The Environment Agency, with support from WEEE compliance schemes, have updated their support document for the WEEE regulations. The new guidance clarifies changes happening from 1 January 2019 under the new Open Scope requirements.
This latest guidance offers increased clarity and is to be used by key stakeholders responsible for the reporting of EEE.
The new Open Scope changes coming into force next year are set to impact a large number of producers, especially as a number of products that were previously excluded will now be coming into scope of the regulations.
The latest guidance from the EA clarifies these changes and the main updates to be aware of are highlighted below.
Clarification on the definition of EEE
The definition of EEE has not changed with the new Open Scope guidance, but there is additional clarification. For example, if a product can no longer work properly when the electricity is turned off, it is in scope. This gets more interesting however when considering a product that has more than one function and not all of them depend on electricity to work, for example in the case of furniture and clothing. We recommend our members to highlight these products with our team for scoping advice.
Switches and sockets now in scope
It has now been confirmed that electrical wiring accessories will be in scope from 2019, including switches and sockets, and will be reportable in category 2 (Small Household Equipment). These products were previously out of scope if it did not have additional functionality such as a neon light or a charging connection.

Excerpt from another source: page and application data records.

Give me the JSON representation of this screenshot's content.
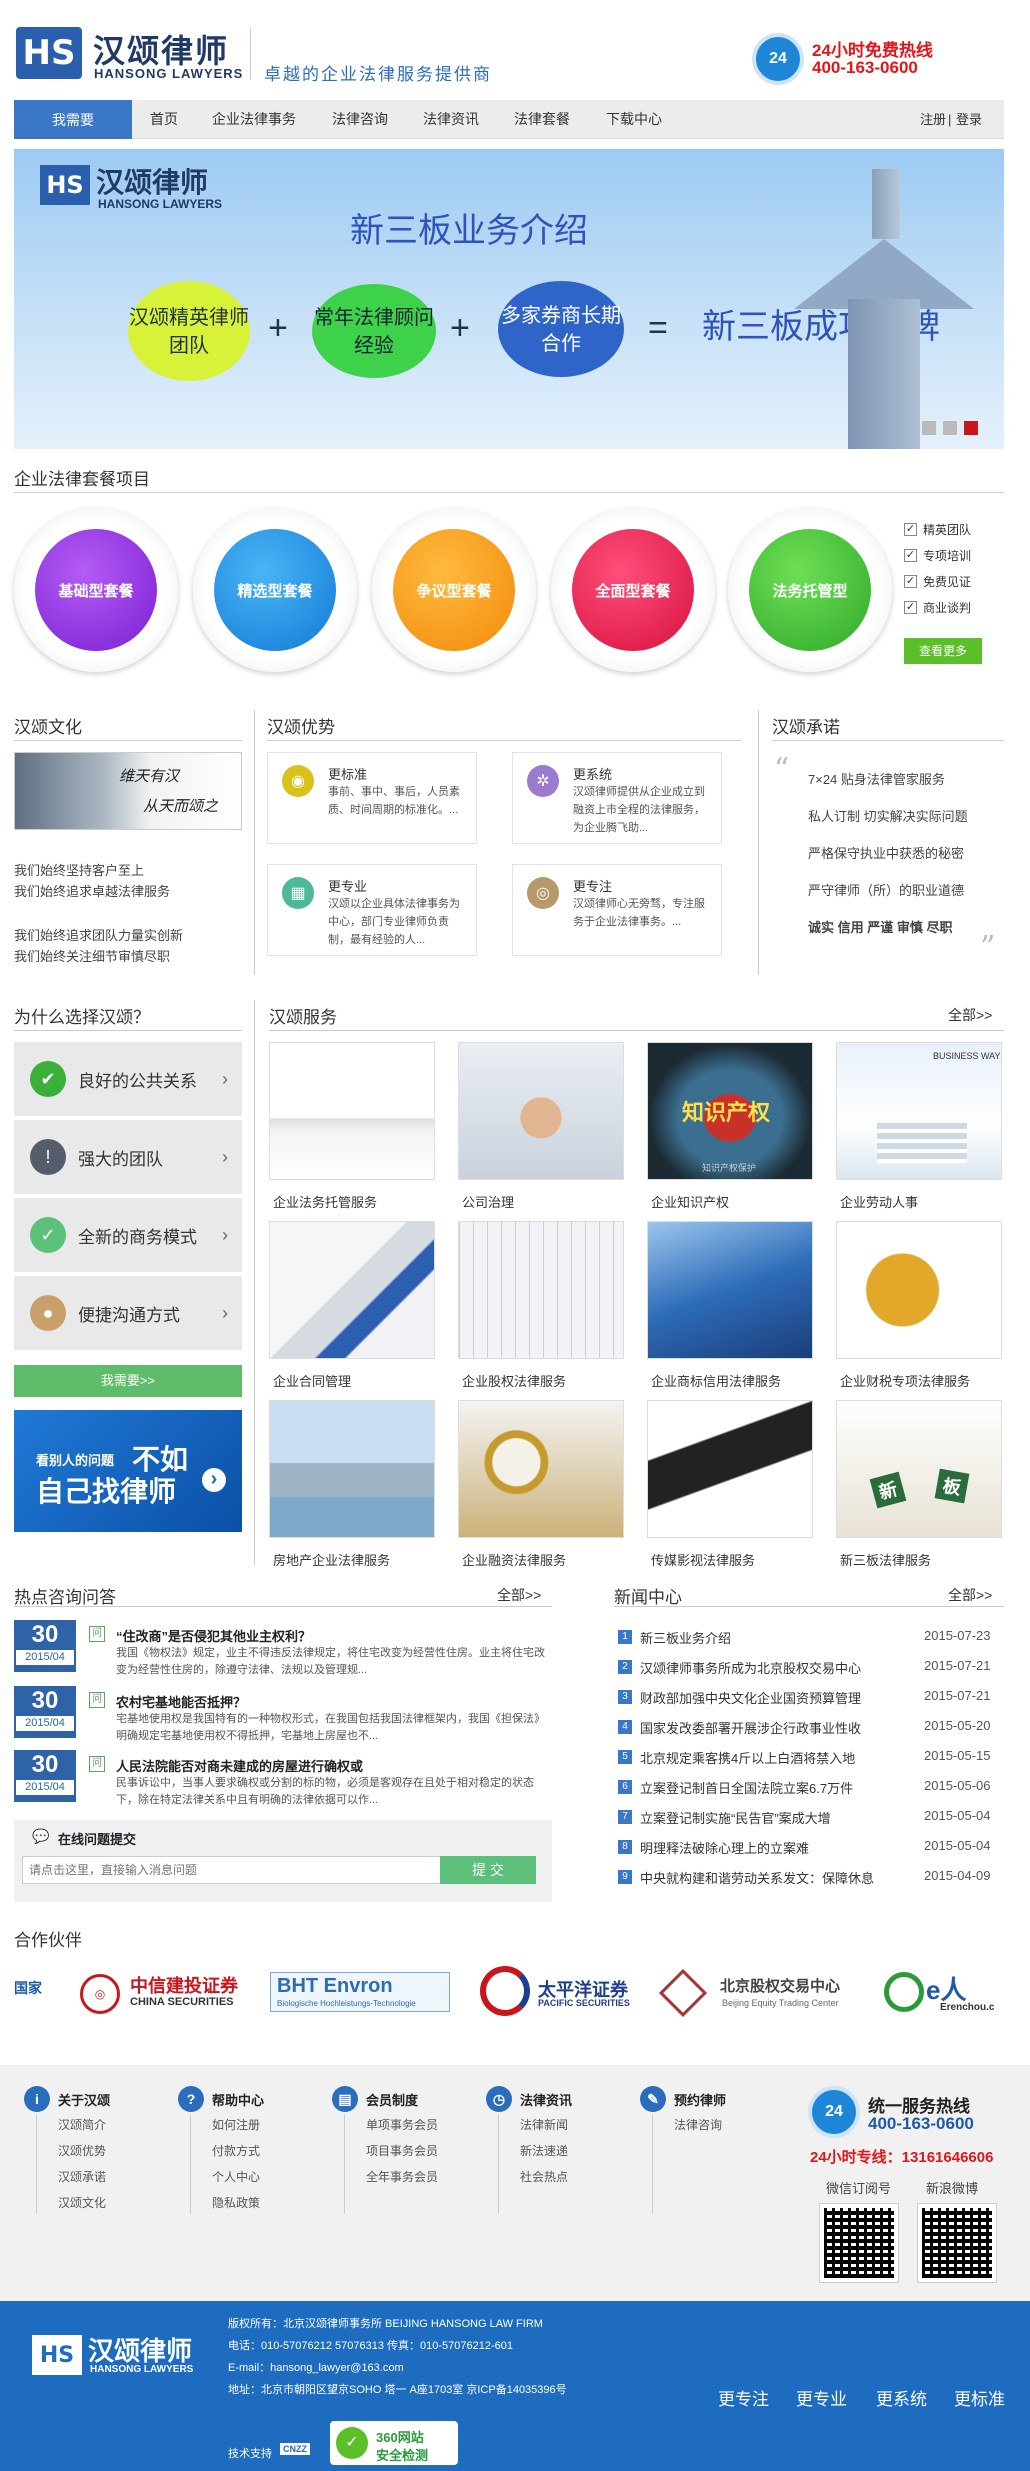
{
  "header": {
    "logo_mark": "HS",
    "logo_cn": "汉颂律师",
    "logo_en": "HANSONG LAWYERS",
    "slogan": "卓越的企业法律服务提供商",
    "hotline_icon": "24",
    "hotline_title": "24小时免费热线",
    "hotline_number": "400-163-0600"
  },
  "nav": {
    "main": "我需要",
    "items": [
      "首页",
      "企业法律事务",
      "法律咨询",
      "法律资讯",
      "法律套餐",
      "下载中心"
    ],
    "register": "注册",
    "sep": "|",
    "login": "登录"
  },
  "banner": {
    "logo_cn": "汉颂律师",
    "logo_en": "HANSONG LAWYERS",
    "headline": "新三板业务介绍",
    "bubble1": "汉颂精英律师团队",
    "bubble2": "常年法律顾问经验",
    "bubble3": "多家券商长期合作",
    "plus": "+",
    "equals": "=",
    "result": "新三板成功挂牌"
  },
  "packages": {
    "title": "企业法律套餐项目",
    "items": [
      {
        "label": "基础型套餐",
        "color": "#8a2be2"
      },
      {
        "label": "精选型套餐",
        "color": "#1c8fe0"
      },
      {
        "label": "争议型套餐",
        "color": "#f7941d"
      },
      {
        "label": "全面型套餐",
        "color": "#e8194f"
      },
      {
        "label": "法务托管型",
        "color": "#3db83a"
      }
    ],
    "checks": [
      "精英团队",
      "专项培训",
      "免费见证",
      "商业谈判"
    ],
    "more_button": "查看更多"
  },
  "culture": {
    "title": "汉颂文化",
    "image_text1": "维天有汉",
    "image_text2": "从天而颂之",
    "lines": [
      "我们始终坚持客户至上",
      "我们始终追求卓越法律服务",
      "我们始终追求团队力量实创新",
      "我们始终关注细节审慎尽职"
    ]
  },
  "advantages": {
    "title": "汉颂优势",
    "items": [
      {
        "title": "更标准",
        "text": "事前、事中、事后，人员素质、时间周期的标准化。...",
        "color": "#d9c21a"
      },
      {
        "title": "更系统",
        "text": "汉颂律师提供从企业成立到融资上市全程的法律服务，为企业腾飞助...",
        "color": "#9b7bd0"
      },
      {
        "title": "更专业",
        "text": "汉颂以企业具体法律事务为中心，部门专业律师负责制，最有经验的人...",
        "color": "#4db89a"
      },
      {
        "title": "更专注",
        "text": "汉颂律师心无旁骛，专注服务于企业法律事务。...",
        "color": "#b79a6a"
      }
    ]
  },
  "promise": {
    "title": "汉颂承诺",
    "lines": [
      "7×24 贴身法律管家服务",
      "私人订制 切实解决实际问题",
      "严格保守执业中获悉的秘密",
      "严守律师（所）的职业道德"
    ],
    "keywords": "诚实 信用 严谨 审慎 尽职"
  },
  "why": {
    "title": "为什么选择汉颂？",
    "items": [
      {
        "label": "良好的公共关系",
        "color": "#3ab03a",
        "icon": "✔"
      },
      {
        "label": "强大的团队",
        "color": "#555c6b",
        "icon": "!"
      },
      {
        "label": "全新的商务模式",
        "color": "#5cbf7a",
        "icon": "✓"
      },
      {
        "label": "便捷沟通方式",
        "color": "#c9a06a",
        "icon": "●"
      }
    ],
    "need_button": "我需要>>",
    "ad_line1": "看别人的问题",
    "ad_line2": "不如",
    "ad_line3": "自己找律师",
    "ad_arrow": "›"
  },
  "services": {
    "title": "汉颂服务",
    "more": "全部>>",
    "items": [
      "企业法务托管服务",
      "公司治理",
      "企业知识产权",
      "企业劳动人事",
      "企业合同管理",
      "企业股权法律服务",
      "企业商标信用法律服务",
      "企业财税专项法律服务",
      "房地产企业法律服务",
      "企业融资法律服务",
      "传媒影视法律服务",
      "新三板法律服务"
    ],
    "image_texts": [
      "知识产权",
      "知识产权保护",
      "BUSINESS WAY",
      "新",
      "板"
    ]
  },
  "qa": {
    "title": "热点咨询问答",
    "more": "全部>>",
    "q_tag": "问",
    "items": [
      {
        "day": "30",
        "ym": "2015/04",
        "title": "“住改商”是否侵犯其他业主权利？",
        "text": "我国《物权法》规定，业主不得违反法律规定，将住宅改变为经营性住房。业主将住宅改变为经营性住房的，除遵守法律、法规以及管理规..."
      },
      {
        "day": "30",
        "ym": "2015/04",
        "title": "农村宅基地能否抵押？",
        "text": "宅基地使用权是我国特有的一种物权形式，在我国包括我国法律框架内，我国《担保法》明确规定宅基地使用权不得抵押，宅基地上房屋也不..."
      },
      {
        "day": "30",
        "ym": "2015/04",
        "title": "人民法院能否对商未建成的房屋进行确权或",
        "text": "民事诉讼中，当事人要求确权或分割的标的物，必须是客观存在且处于相对稳定的状态下，除在特定法律关系中且有明确的法律依据可以作..."
      }
    ],
    "submit_title": "在线问题提交",
    "input_placeholder": "请点击这里，直接输入消息问题",
    "submit_button": "提 交"
  },
  "news": {
    "title": "新闻中心",
    "more": "全部>>",
    "items": [
      {
        "n": "1",
        "title": "新三板业务介绍",
        "date": "2015-07-23"
      },
      {
        "n": "2",
        "title": "汉颂律师事务所成为北京股权交易中心",
        "date": "2015-07-21"
      },
      {
        "n": "3",
        "title": "财政部加强中央文化企业国资预算管理",
        "date": "2015-07-21"
      },
      {
        "n": "4",
        "title": "国家发改委部署开展涉企行政事业性收",
        "date": "2015-05-20"
      },
      {
        "n": "5",
        "title": "北京规定乘客携4斤以上白酒将禁入地",
        "date": "2015-05-15"
      },
      {
        "n": "6",
        "title": "立案登记制首日全国法院立案6.7万件",
        "date": "2015-05-06"
      },
      {
        "n": "7",
        "title": "立案登记制实施“民告官”案成大增",
        "date": "2015-05-04"
      },
      {
        "n": "8",
        "title": "明理释法破除心理上的立案难",
        "date": "2015-05-04"
      },
      {
        "n": "9",
        "title": "中央就构建和谐劳动关系发文：保障休息",
        "date": "2015-04-09"
      }
    ]
  },
  "partners": {
    "title": "合作伙伴",
    "items": [
      {
        "name": "国家",
        "sub": "",
        "color": "#1d5aa8"
      },
      {
        "name": "中信建投证券",
        "sub": "CHINA SECURITIES",
        "color": "#c8161d"
      },
      {
        "name": "BHT Envron",
        "sub": "Biologische Hochleistungs-Technologie",
        "color": "#2a6db5"
      },
      {
        "name": "太平洋证券",
        "sub": "PACIFIC SECURITIES",
        "color": "#1d3f8f"
      },
      {
        "name": "北京股权交易中心",
        "sub": "Beijing Equity Trading Center",
        "color": "#a33"
      },
      {
        "name": "e人",
        "sub": "Erenchou.c",
        "color": "#2a9a3a"
      }
    ]
  },
  "footer": {
    "cols": [
      {
        "icon": "i",
        "title": "关于汉颂",
        "links": [
          "汉颂简介",
          "汉颂优势",
          "汉颂承诺",
          "汉颂文化"
        ]
      },
      {
        "icon": "?",
        "title": "帮助中心",
        "links": [
          "如何注册",
          "付款方式",
          "个人中心",
          "隐私政策"
        ]
      },
      {
        "icon": "▤",
        "title": "会员制度",
        "links": [
          "单项事务会员",
          "项目事务会员",
          "全年事务会员"
        ]
      },
      {
        "icon": "◷",
        "title": "法律资讯",
        "links": [
          "法律新闻",
          "新法速递",
          "社会热点"
        ]
      },
      {
        "icon": "✎",
        "title": "预约律师",
        "links": [
          "法律咨询"
        ]
      }
    ],
    "hotline_icon": "24",
    "hotline_title": "统一服务热线",
    "hotline_number": "400-163-0600",
    "hotline_24": "24小时专线：13161646606",
    "wechat": "微信订阅号",
    "weibo": "新浪微博"
  },
  "bottom": {
    "logo_cn": "汉颂律师",
    "logo_en": "HANSONG LAWYERS",
    "copyright": "版权所有：北京汉颂律师事务所   BEIJING HANSONG LAW FIRM",
    "phone": "电话：010-57076212 57076313   传真：010-57076212-601",
    "email": "E-mail：hansong_lawyer@163.com",
    "address": "地址：北京市朝阳区望京SOHO 塔一 A座1703室    京ICP备14035396号",
    "support": "技术支持",
    "cnzz": "CNZZ",
    "badge_line1": "360网站",
    "badge_line2": "安全检测",
    "slogans": [
      "更专注",
      "更专业",
      "更系统",
      "更标准"
    ]
  }
}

Large Scale Fixed Installation clarified
Large Scale Fixed Installations are remaining out of scope, but new guidance helps to determine what is included in this exclusion. Essentially it will need to meet the criteria for ‘large size’ as defined in the RoHS FAQ document.

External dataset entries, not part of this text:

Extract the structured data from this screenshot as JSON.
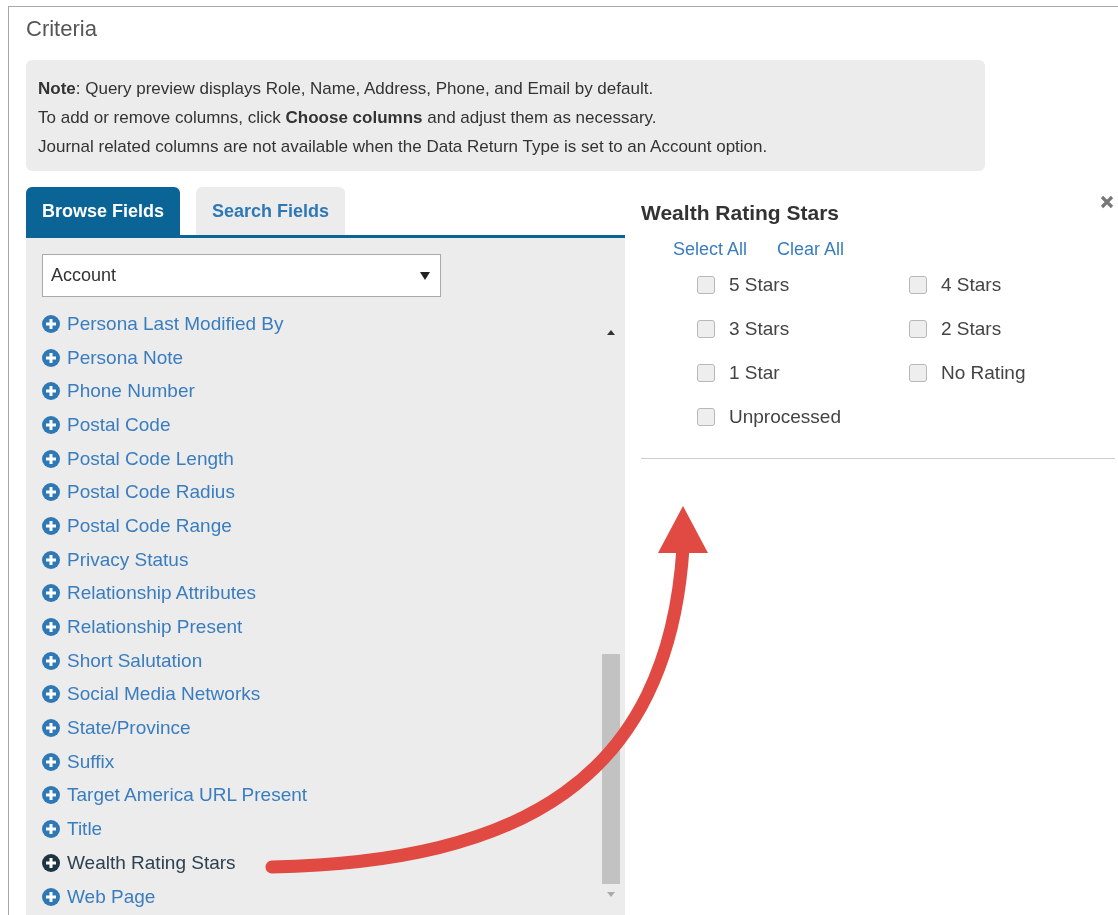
{
  "title": "Criteria",
  "note": [
    "**Note**: Query preview displays Role, Name, Address, Phone, and Email by default.",
    "To add or remove columns, click **Choose columns** and adjust them as necessary.",
    "Journal related columns are not available when the Data Return Type is set to an Account option."
  ],
  "tabs": [
    {
      "label": "Browse Fields",
      "selected": true
    },
    {
      "label": "Search Fields",
      "selected": false
    }
  ],
  "field_category": {
    "value": "Account"
  },
  "fields": [
    {
      "label": "Persona Last Modified By",
      "selected": false
    },
    {
      "label": "Persona Note",
      "selected": false
    },
    {
      "label": "Phone Number",
      "selected": false
    },
    {
      "label": "Postal Code",
      "selected": false
    },
    {
      "label": "Postal Code Length",
      "selected": false
    },
    {
      "label": "Postal Code Radius",
      "selected": false
    },
    {
      "label": "Postal Code Range",
      "selected": false
    },
    {
      "label": "Privacy Status",
      "selected": false
    },
    {
      "label": "Relationship Attributes",
      "selected": false
    },
    {
      "label": "Relationship Present",
      "selected": false
    },
    {
      "label": "Short Salutation",
      "selected": false
    },
    {
      "label": "Social Media Networks",
      "selected": false
    },
    {
      "label": "State/Province",
      "selected": false
    },
    {
      "label": "Suffix",
      "selected": false
    },
    {
      "label": "Target America URL Present",
      "selected": false
    },
    {
      "label": "Title",
      "selected": false
    },
    {
      "label": "Wealth Rating Stars",
      "selected": true
    },
    {
      "label": "Web Page",
      "selected": false
    }
  ],
  "filter_panel": {
    "title": "Wealth Rating Stars",
    "actions": [
      "Select All",
      "Clear All"
    ],
    "options": [
      {
        "label": "5 Stars",
        "checked": false
      },
      {
        "label": "4 Stars",
        "checked": false
      },
      {
        "label": "3 Stars",
        "checked": false
      },
      {
        "label": "2 Stars",
        "checked": false
      },
      {
        "label": "1 Star",
        "checked": false
      },
      {
        "label": "No Rating",
        "checked": false
      },
      {
        "label": "Unprocessed",
        "checked": false
      }
    ]
  }
}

Any equipment that forms part of a Large Scale Fixed Installation that is not specifically designed for it, is not integral to its operation and can still operate correctly in its own right, is an EEE product and must be reported. This could include such items as a display screen or a solar panel.
Household B2C lighting now in scope
Under the existing scoping rules B2B lighting is in scope whilst B2C light is not. From 1 January 2019 however, B2C lighting will be in scope and reportable under Category 5, so it is crucial that producers of lighting review all their products and scoping methodology carefully.
Non-electrical accessories no longer included
Previously non-electrical accessories placed on the market with an electrical product were required to be included when reporting the product. This is no longer the case, and items such as a plastic water jug sold with an electric iron will no longer need to be included when reporting.
There is an important exception however. If the accessory is integral to the operation of the product then it must be included. This impacts items such as shelving inside fridges or a stand for a TV.
Carefully consider your products now
Client services manager Abigail Warren commented “We strongly advise all EEE producers to carefully consider all their products ready for the 2019 reporting period, especially if they were previously excluding any products as these may well fall into scope now.
Although the new guidance adds plenty of new detail which will help a great deal, we are aware that there are still some areas that will require careful consideration to scope correctly. We are recommending all our WEEE members to start looking at this now, our team are on hand to provide support for this as required.”
It must also be noted that the new guidance and Open Scope rules will only take effect from the 2019 reporting period. When reporting 2018 Q4 data at the start of 2019, the new rules will not apply.
If you have any questions or would like assistance now to prepare for Open Scope, please contact our team.
Marketing communication specialist
Ben joined the team at the beginning of 2015 to help drive the marketing communications for Ecosurety, working closely with all areas of the business to help spread the good word!
The Compliance Fee is a legitimate way for schemes to comply, without having to collect every last item of WEEE towards their annual target.Read More >>
Defra recently announced its annual appraisal of submissions to manage the UK WEEE Compliance FeeRead More >>
Defra has opened a consultation on several proposed amendments to the 2013 WEEE Regulations.Read More >>